[Web page and app entries]
=======
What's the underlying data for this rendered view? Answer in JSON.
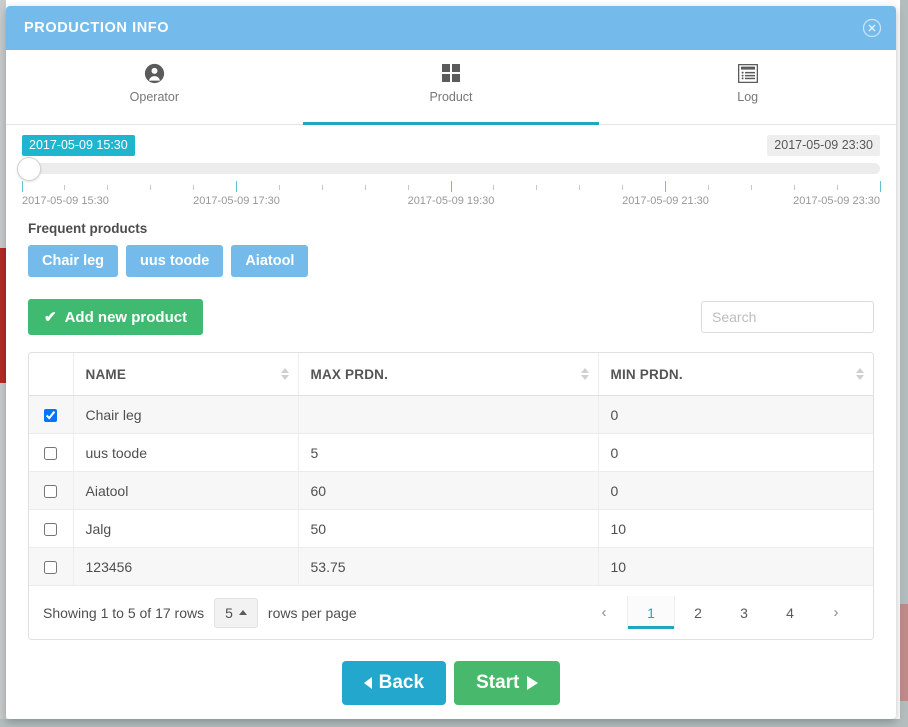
{
  "window": {
    "title": "PRODUCTION INFO",
    "close_icon": "close-circle-icon",
    "header_color": "#74bbec"
  },
  "tabs": [
    {
      "label": "Operator",
      "icon": "user-circle-icon",
      "active": false
    },
    {
      "label": "Product",
      "icon": "grid-squares-icon",
      "active": true
    },
    {
      "label": "Log",
      "icon": "list-window-icon",
      "active": false
    }
  ],
  "timeline": {
    "start_badge": "2017-05-09 15:30",
    "end_badge": "2017-05-09 23:30",
    "handle_position_pct": 0,
    "accent_color": "#20b5ce",
    "labels": [
      {
        "text": "2017-05-09 15:30",
        "pct": 0
      },
      {
        "text": "2017-05-09 17:30",
        "pct": 25
      },
      {
        "text": "2017-05-09 19:30",
        "pct": 50
      },
      {
        "text": "2017-05-09 21:30",
        "pct": 75
      },
      {
        "text": "2017-05-09 23:30",
        "pct": 100
      }
    ],
    "major_tick_pcts": [
      0,
      25,
      50,
      75,
      100
    ],
    "minor_tick_pcts": [
      5,
      10,
      15,
      20,
      30,
      35,
      40,
      45,
      55,
      60,
      65,
      70,
      80,
      85,
      90,
      95
    ]
  },
  "frequent": {
    "title": "Frequent products",
    "buttons": [
      "Chair leg",
      "uus toode",
      "Aiatool"
    ]
  },
  "actions": {
    "add_label": "Add new product",
    "add_icon": "check-icon",
    "add_color": "#41ba71",
    "search_placeholder": "Search",
    "search_value": ""
  },
  "table": {
    "columns": [
      "NAME",
      "MAX PRDN.",
      "MIN PRDN."
    ],
    "rows": [
      {
        "checked": true,
        "name": "Chair leg",
        "max": "",
        "min": "0"
      },
      {
        "checked": false,
        "name": "uus toode",
        "max": "5",
        "min": "0"
      },
      {
        "checked": false,
        "name": "Aiatool",
        "max": "60",
        "min": "0"
      },
      {
        "checked": false,
        "name": "Jalg",
        "max": "50",
        "min": "10"
      },
      {
        "checked": false,
        "name": "123456",
        "max": "53.75",
        "min": "10"
      }
    ]
  },
  "footer": {
    "showing_text": "Showing 1 to 5 of 17 rows",
    "rows_per_page_value": "5",
    "rows_per_page_label": "rows per page",
    "pager": {
      "prev": "‹",
      "next": "›",
      "pages": [
        "1",
        "2",
        "3",
        "4"
      ],
      "active_page": "1"
    }
  },
  "buttons": {
    "back_label": "Back",
    "back_icon": "chevron-left-icon",
    "back_color": "#24a7cc",
    "start_label": "Start",
    "start_icon": "play-triangle-icon",
    "start_color": "#48b96c"
  }
}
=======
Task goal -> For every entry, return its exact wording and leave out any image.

Your response ->
What's the underlying data for this rendered view? Answer in JSON.
{
  "window": {
    "title": "PRODUCTION INFO",
    "close_icon": "close-circle-icon",
    "header_color": "#74bbec"
  },
  "tabs": [
    {
      "label": "Operator",
      "icon": "user-circle-icon",
      "active": false
    },
    {
      "label": "Product",
      "icon": "grid-squares-icon",
      "active": true
    },
    {
      "label": "Log",
      "icon": "list-window-icon",
      "active": false
    }
  ],
  "timeline": {
    "start_badge": "2017-05-09 15:30",
    "end_badge": "2017-05-09 23:30",
    "handle_position_pct": 0,
    "accent_color": "#20b5ce",
    "labels": [
      {
        "text": "2017-05-09 15:30",
        "pct": 0
      },
      {
        "text": "2017-05-09 17:30",
        "pct": 25
      },
      {
        "text": "2017-05-09 19:30",
        "pct": 50
      },
      {
        "text": "2017-05-09 21:30",
        "pct": 75
      },
      {
        "text": "2017-05-09 23:30",
        "pct": 100
      }
    ],
    "major_tick_pcts": [
      0,
      25,
      50,
      75,
      100
    ],
    "minor_tick_pcts": [
      5,
      10,
      15,
      20,
      30,
      35,
      40,
      45,
      55,
      60,
      65,
      70,
      80,
      85,
      90,
      95
    ]
  },
  "frequent": {
    "title": "Frequent products",
    "buttons": [
      "Chair leg",
      "uus toode",
      "Aiatool"
    ]
  },
  "actions": {
    "add_label": "Add new product",
    "add_icon": "check-icon",
    "add_color": "#41ba71",
    "search_placeholder": "Search",
    "search_value": ""
  },
  "table": {
    "columns": [
      "NAME",
      "MAX PRDN.",
      "MIN PRDN."
    ],
    "rows": [
      {
        "checked": true,
        "name": "Chair leg",
        "max": "",
        "min": "0"
      },
      {
        "checked": false,
        "name": "uus toode",
        "max": "5",
        "min": "0"
      },
      {
        "checked": false,
        "name": "Aiatool",
        "max": "60",
        "min": "0"
      },
      {
        "checked": false,
        "name": "Jalg",
        "max": "50",
        "min": "10"
      },
      {
        "checked": false,
        "name": "123456",
        "max": "53.75",
        "min": "10"
      }
    ]
  },
  "footer": {
    "showing_text": "Showing 1 to 5 of 17 rows",
    "rows_per_page_value": "5",
    "rows_per_page_label": "rows per page",
    "pager": {
      "prev": "‹",
      "next": "›",
      "pages": [
        "1",
        "2",
        "3",
        "4"
      ],
      "active_page": "1"
    }
  },
  "buttons": {
    "back_label": "Back",
    "back_icon": "chevron-left-icon",
    "back_color": "#24a7cc",
    "start_label": "Start",
    "start_icon": "play-triangle-icon",
    "start_color": "#48b96c"
  }
}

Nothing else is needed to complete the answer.